    The Upanishads are an assortment of texts central to Hinduism (or the Sanatan Dharma) recorded from oral traditions. They contain the philosophical principles and concepts of Hinduism, including karma (right action), brahman (ultimate reality), the atman (true Self or soul), moksha (liberation from the cycle of reincarnation) and other complex Vedic doctrines which explain Self-realization through the ancient yoga system and other meditational and service practices. 'Upanishad' is a Sanskrit word which translates to "sitting at the feet of" or "sitting down near.' This alludes to receiving wisdom and guidance humbly from a realized guru. There are more than 200 Upanishads. Thirteen of...read more

  • Unknown

    The Upanishads are an assortment of texts central to Hinduism (or the Sanatan Dharma) recorded from oral traditions. They contain the philosophical principles and concepts of Hinduism, including karma (right action), brahman (ultimate reality), the atman (true Self or soul), moksha (liberation from the cycle of reincarnation) and other complex Vedic doctrines which explain Self-realization through the ancient yoga system and other meditational and service practices. 'Upanishad' is a Sanskrit word which translates to "sitting at the feet of" or "sitting down near.' This alludes to receiving wisdom and guidance humbly from a realized guru. There are more than 200 Upanishads. Thirteen of...read more

  • Unknown
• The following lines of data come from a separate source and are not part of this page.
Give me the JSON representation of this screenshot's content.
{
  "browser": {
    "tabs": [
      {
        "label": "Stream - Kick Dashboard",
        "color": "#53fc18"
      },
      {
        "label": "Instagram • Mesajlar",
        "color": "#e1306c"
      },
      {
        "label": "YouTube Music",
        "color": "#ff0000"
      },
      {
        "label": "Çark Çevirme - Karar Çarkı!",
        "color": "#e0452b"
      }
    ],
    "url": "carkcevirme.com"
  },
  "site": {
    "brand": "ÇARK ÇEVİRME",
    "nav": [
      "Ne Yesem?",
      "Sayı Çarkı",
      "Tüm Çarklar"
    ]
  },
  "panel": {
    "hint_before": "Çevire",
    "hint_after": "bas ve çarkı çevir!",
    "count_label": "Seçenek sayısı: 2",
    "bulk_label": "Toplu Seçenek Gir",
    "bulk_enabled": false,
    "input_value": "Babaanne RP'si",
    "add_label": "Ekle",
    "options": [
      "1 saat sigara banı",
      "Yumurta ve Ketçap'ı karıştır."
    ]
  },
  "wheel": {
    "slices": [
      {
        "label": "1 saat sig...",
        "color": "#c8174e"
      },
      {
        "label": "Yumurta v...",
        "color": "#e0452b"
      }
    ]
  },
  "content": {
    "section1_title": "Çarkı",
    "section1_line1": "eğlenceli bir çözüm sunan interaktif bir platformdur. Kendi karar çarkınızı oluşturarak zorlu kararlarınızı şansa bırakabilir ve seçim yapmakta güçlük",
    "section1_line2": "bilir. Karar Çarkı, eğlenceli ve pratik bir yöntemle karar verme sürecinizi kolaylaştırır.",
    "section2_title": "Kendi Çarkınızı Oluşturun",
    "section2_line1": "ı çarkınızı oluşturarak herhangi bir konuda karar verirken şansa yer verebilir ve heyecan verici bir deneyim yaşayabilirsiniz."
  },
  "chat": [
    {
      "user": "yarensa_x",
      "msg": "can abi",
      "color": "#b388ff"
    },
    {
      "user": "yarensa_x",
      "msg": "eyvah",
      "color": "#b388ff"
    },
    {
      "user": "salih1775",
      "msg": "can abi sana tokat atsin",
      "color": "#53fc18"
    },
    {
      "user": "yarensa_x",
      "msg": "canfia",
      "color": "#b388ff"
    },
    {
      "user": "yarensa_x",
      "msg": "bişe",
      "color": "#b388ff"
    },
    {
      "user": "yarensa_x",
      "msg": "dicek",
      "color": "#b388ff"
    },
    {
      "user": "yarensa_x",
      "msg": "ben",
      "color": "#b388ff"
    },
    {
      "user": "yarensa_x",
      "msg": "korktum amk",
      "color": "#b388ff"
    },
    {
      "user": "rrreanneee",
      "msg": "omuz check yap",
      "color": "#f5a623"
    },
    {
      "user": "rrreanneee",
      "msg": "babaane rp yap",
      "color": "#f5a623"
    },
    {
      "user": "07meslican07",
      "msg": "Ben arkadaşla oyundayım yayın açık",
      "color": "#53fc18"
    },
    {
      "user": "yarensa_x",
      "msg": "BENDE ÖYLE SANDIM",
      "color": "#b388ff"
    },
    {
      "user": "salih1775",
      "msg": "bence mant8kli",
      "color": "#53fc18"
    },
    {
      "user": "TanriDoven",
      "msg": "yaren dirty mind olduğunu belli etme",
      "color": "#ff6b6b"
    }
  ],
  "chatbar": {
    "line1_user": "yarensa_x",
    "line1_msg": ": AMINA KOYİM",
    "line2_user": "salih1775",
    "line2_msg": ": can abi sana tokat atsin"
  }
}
    The Upanishads are an assortment of texts central to Hinduism (or the Sanatan Dharma) recorded from oral traditions. They contain the philosophical principles and concepts of Hinduism, including karma (right action), brahman (ultimate reality), the atman (true Self or soul), moksha (liberation from the cycle of reincarnation) and other complex Vedic doctrines which explain Self-realization through the ancient yoga system and other meditational and service practices. 'Upanishad' is a Sanskrit word which translates to "sitting at the feet of" or "sitting down near.' This alludes to receiving wisdom and guidance humbly from a realized guru. There are more than 200 Upanishads. Thirteen of...read more

  • Unknown

    The Upanishads are an assortment of texts central to Hinduism (or the Sanatan Dharma) recorded from oral traditions. They contain the philosophical principles and concepts of Hinduism, including karma (right action), brahman (ultimate reality), the atman (true Self or soul), moksha (liberation from the cycle of reincarnation) and other complex Vedic doctrines which explain Self-realization through the ancient yoga system and other meditational and service practices. 'Upanishad' is a Sanskrit word which translates to "sitting at the feet of" or "sitting down near.' This alludes to receiving wisdom and guidance humbly from a realized guru. There are more than 200 Upanishads. Thirteen of...read more

  • Unknown

    The Upanishads are an assortment of texts central to Hinduism (or the Sanatan Dharma) recorded from oral traditions. They contain the philosophical principles and concepts of Hinduism, including karma (right action), brahman (ultimate reality), the atman (true Self or soul), moksha (liberation from the cycle of reincarnation) and other complex Vedic doctrines which explain Self-realization through the ancient yoga system and other meditational and service practices. 'Upanishad' is a Sanskrit word which translates to "sitting at the feet of" or "sitting down near.' This alludes to receiving wisdom and guidance humbly from a realized guru. There are more than 200 Upanishads. Thirteen of...read more

  • Unknown

    The Upanishads are an assortment of texts central to Hinduism (or the Sanatan Dharma) recorded from oral traditions. They contain the philosophical principles and concepts of Hinduism, including karma (right action), brahman (ultimate reality), the atman (true Self or soul), moksha (liberation from the cycle of reincarnation) and other complex Vedic doctrines which explain Self-realization through the ancient yoga system and other meditational and service practices. 'Upanishad' is a Sanskrit word which translates to "sitting at the feet of" or "sitting down near.' This alludes to receiving wisdom and guidance humbly from a realized guru. There are more than 200 Upanishads. Thirteen of...read more